Day 8: Non Hodgkin Lymphoma

Editor’s NoteThis blog was originally written and posted for HealthUnlocked here.

This Christmas, we have partnered up with HealthUnlocked to participate in their 12 Days of Christmas campaign. This campaign features twelve different health and wellbeing conditions and their online communities.


Day 8: Non Hodgkin LymphomaHU day 8

Non-Hodgkin Lymphoma (also known as Non-Hodgkin’s Lymphoma, NHL, or sometimes just Lymphoma) is a cancer that starts in cells called lymphocytes (a type of white blood cell), which are part of the lymphatic system. This system – composed of lymph nodes in your neck, armpits, groin, chest, and abdomen – removes excess fluids from your body and produces immune cells. Abnormal lymphocytes become lymphoma cells, which multiply and collect in your lymph nodes. Over time, these cancerous cells impair your immune system.

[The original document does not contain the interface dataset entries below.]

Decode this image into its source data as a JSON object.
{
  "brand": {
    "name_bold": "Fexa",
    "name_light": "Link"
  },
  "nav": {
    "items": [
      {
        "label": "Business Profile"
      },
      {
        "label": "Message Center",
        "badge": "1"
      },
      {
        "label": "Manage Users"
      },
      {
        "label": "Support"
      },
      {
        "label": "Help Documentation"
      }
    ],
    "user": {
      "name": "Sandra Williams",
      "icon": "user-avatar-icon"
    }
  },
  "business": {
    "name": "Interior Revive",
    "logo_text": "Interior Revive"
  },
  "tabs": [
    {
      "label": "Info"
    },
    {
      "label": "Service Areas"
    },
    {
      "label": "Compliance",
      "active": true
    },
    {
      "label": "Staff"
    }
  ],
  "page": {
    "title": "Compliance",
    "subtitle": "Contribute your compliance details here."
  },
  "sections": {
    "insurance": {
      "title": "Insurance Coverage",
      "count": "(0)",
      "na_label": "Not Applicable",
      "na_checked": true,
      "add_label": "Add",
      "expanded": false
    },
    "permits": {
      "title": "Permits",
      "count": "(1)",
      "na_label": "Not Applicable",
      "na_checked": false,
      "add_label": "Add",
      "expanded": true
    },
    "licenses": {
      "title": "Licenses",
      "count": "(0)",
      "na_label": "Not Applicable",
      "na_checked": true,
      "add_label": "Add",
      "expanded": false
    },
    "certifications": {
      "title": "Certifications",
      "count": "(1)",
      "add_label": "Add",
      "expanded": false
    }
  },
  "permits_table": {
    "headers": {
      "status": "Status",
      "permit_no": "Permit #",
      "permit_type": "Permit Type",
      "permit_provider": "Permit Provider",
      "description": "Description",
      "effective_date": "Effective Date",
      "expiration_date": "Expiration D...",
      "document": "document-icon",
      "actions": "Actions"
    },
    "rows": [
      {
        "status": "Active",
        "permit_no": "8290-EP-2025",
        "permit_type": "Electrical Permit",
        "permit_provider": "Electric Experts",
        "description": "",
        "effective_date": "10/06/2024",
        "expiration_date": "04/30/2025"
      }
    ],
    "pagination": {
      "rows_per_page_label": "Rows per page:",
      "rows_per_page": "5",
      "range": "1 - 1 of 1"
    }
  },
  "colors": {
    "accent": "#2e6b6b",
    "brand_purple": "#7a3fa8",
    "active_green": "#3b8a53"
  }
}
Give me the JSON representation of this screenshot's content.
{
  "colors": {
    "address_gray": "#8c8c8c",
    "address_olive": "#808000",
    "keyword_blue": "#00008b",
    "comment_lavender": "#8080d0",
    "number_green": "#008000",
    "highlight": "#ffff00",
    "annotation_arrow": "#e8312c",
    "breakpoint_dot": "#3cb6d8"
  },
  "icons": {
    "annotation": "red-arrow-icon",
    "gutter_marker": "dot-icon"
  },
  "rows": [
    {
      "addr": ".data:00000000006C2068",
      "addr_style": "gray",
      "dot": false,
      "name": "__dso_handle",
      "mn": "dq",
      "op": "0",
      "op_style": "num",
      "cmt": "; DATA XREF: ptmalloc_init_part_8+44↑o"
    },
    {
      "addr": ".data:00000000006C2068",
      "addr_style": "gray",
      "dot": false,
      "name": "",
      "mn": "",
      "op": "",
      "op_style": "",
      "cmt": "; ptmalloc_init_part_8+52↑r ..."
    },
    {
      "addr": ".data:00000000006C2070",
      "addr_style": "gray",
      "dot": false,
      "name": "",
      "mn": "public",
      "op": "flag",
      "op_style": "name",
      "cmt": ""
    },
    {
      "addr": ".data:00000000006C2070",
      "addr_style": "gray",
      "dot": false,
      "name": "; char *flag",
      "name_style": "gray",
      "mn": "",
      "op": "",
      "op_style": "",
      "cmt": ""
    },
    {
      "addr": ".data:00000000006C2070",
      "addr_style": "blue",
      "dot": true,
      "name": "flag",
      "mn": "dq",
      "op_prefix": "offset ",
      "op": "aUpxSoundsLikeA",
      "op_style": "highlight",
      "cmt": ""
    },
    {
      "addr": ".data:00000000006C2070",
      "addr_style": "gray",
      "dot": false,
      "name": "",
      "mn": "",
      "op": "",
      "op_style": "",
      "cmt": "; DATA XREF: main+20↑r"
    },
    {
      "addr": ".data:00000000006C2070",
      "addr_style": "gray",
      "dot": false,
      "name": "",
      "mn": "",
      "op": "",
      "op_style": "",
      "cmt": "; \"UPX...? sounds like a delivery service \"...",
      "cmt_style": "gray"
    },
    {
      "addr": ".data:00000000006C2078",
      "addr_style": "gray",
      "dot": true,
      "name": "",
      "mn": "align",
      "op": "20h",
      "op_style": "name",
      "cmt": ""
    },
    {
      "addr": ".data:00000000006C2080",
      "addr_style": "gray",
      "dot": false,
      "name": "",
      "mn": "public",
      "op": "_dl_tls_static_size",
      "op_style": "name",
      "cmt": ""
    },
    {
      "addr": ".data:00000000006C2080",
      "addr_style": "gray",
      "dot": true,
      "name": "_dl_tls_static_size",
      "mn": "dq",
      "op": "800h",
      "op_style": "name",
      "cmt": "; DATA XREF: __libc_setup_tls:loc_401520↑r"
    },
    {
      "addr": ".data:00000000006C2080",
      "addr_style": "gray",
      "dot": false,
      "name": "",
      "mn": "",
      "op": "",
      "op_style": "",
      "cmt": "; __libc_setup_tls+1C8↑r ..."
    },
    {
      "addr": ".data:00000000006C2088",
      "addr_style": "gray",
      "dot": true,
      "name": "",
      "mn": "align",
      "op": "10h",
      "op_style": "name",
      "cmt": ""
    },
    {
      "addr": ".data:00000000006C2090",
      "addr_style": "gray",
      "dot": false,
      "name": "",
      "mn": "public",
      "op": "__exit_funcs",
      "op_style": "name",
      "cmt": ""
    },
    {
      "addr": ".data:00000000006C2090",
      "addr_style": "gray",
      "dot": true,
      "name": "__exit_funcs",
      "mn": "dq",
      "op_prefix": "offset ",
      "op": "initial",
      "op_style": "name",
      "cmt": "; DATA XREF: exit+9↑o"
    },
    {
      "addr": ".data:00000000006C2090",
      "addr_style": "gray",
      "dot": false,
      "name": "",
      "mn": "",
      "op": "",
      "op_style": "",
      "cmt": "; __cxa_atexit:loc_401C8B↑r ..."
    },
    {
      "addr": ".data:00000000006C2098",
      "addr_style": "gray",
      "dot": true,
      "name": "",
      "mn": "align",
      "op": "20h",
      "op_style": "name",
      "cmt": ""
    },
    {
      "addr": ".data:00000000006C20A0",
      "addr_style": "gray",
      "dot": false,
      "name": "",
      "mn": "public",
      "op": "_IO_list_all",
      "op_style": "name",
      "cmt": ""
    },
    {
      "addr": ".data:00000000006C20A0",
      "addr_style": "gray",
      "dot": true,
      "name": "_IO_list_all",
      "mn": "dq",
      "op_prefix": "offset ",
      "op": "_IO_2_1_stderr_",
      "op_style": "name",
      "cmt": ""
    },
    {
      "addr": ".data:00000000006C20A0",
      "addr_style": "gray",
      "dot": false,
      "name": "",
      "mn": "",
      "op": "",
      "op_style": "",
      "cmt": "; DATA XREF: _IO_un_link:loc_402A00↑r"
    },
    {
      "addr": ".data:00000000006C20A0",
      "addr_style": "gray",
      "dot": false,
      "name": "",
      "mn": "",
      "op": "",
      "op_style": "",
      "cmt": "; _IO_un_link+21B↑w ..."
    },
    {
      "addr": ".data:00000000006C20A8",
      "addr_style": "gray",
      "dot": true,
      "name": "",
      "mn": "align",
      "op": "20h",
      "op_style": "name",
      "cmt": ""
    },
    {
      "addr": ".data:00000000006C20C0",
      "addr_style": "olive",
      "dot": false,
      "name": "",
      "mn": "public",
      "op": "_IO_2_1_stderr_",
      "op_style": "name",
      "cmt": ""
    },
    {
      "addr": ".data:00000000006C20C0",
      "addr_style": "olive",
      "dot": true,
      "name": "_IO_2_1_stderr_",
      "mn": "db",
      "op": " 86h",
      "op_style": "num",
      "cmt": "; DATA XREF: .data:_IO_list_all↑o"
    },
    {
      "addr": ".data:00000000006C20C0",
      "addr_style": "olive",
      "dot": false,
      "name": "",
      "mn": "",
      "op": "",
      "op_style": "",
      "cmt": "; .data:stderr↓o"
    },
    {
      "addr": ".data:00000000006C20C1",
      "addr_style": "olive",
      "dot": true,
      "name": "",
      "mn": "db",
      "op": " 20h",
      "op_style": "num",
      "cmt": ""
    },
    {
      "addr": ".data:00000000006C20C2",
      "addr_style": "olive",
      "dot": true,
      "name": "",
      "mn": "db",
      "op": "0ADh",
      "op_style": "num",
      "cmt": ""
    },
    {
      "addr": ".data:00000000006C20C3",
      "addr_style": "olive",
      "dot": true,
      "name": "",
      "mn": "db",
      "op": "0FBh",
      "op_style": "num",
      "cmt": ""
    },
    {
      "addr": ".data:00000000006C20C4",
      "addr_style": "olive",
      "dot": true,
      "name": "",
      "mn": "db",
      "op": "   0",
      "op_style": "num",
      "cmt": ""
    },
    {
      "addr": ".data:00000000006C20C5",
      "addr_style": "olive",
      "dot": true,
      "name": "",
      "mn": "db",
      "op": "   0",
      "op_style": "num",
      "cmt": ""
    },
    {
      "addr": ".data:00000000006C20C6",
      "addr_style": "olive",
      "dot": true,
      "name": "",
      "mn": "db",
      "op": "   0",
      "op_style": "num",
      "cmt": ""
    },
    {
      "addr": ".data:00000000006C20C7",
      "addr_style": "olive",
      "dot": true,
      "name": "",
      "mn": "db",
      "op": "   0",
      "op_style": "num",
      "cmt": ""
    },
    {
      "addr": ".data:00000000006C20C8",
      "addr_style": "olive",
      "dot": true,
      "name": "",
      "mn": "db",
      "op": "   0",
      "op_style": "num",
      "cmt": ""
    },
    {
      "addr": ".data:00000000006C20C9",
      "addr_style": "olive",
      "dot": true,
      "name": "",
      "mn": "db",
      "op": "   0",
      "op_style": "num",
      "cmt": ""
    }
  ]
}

NHL is one of the most common cancers in the United States, accounting for about 4% of all cancers. The average American’s risk of developing NHL during his or her lifetime is about 1 in 50 – that’s about 72,580 this year alone.

Key Facts on NHL

  • Lymphomas are divided into two categories: Hodgkin Lymphoma and Non-Hodgkin Lymphomas. About 88% if people with lymphoma have Non-Hodgkin Lymphoma
  • There are two main types: B-Cell Lymphoma or T-Cell Lymphoma – but there are about 60 subtypes
  • Overall survival at five years is more than 60%, according to the National Cancer Institute
  • NHL most often starts in the lymph nodes in the upper part of the body – in the neck or chest or under the arms
  • It can spread through the lymph system to other lymph nodes and outside the lymph nodes to the bone marrow, lungs, or liver
  • There is no known cause of NHL, but there are several factors that may increase risk, such as a weakened immune system from an inherited disease, autoimmune disease, HIV, or drugs given because of an organ transplant, and certain viruses or chemicals
  • NHL occurs more often in patients between the ages of 40 and 70

 Symptoms of NHL

  • Swollen lymph nodes and/or abdomen
  • Chest pain or pressure
  • Shortness of breath or cough
  • Fever or night sweats
  • Weight loss or fatigue
  • Low red blood cell counts

 

Join an online Non-Hodgkin’s Lymphoma community within HealthUnlocked today. Get support, help, and information from people who also have the condition.